THE TASK: Among the records, find the lines that hold the string "text" and return them.

☆ ☆ ☆ ☆ ☆ ☆ ☆

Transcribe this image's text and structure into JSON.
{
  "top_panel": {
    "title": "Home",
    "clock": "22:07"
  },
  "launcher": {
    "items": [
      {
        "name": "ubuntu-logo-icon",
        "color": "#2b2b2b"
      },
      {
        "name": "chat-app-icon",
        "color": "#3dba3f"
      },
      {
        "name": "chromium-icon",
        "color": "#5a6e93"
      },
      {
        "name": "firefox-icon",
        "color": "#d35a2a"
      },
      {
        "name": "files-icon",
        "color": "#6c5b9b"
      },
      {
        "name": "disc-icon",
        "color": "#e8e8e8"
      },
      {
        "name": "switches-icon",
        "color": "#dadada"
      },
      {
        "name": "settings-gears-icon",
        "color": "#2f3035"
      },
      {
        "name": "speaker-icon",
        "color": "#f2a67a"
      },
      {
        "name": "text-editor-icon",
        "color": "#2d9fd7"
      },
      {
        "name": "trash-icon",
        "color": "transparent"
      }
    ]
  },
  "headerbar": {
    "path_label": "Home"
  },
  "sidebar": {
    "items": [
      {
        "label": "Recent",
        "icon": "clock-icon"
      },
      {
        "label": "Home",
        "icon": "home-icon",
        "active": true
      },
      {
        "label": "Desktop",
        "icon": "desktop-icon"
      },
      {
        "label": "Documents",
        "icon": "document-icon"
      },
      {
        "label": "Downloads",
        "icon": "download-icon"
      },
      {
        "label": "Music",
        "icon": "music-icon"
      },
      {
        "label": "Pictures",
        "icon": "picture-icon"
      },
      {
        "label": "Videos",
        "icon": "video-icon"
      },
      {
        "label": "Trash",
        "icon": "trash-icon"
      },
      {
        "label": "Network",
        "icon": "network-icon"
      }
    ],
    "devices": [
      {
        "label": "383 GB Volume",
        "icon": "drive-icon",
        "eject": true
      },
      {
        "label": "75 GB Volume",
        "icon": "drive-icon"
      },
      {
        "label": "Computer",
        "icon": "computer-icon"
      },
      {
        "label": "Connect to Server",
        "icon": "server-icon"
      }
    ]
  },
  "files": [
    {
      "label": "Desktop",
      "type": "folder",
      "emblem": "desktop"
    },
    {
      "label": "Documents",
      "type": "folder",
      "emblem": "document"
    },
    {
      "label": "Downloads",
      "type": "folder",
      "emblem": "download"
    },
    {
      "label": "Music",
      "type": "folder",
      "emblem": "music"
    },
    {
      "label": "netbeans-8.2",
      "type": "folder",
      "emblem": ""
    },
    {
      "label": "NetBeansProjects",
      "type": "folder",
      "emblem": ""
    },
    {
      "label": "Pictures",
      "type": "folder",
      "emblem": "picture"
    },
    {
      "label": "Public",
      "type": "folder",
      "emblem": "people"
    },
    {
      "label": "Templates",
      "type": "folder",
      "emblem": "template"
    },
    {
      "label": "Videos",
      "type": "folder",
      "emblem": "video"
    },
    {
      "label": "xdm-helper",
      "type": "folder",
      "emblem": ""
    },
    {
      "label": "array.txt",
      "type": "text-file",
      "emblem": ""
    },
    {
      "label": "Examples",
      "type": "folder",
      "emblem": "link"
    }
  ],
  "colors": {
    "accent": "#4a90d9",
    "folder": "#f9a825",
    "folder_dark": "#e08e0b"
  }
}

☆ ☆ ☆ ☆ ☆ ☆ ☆

RESPONSE:
Transcribe this image's text and structure into JSON.
        "name": "text-editor-icon",
      "type": "text-file",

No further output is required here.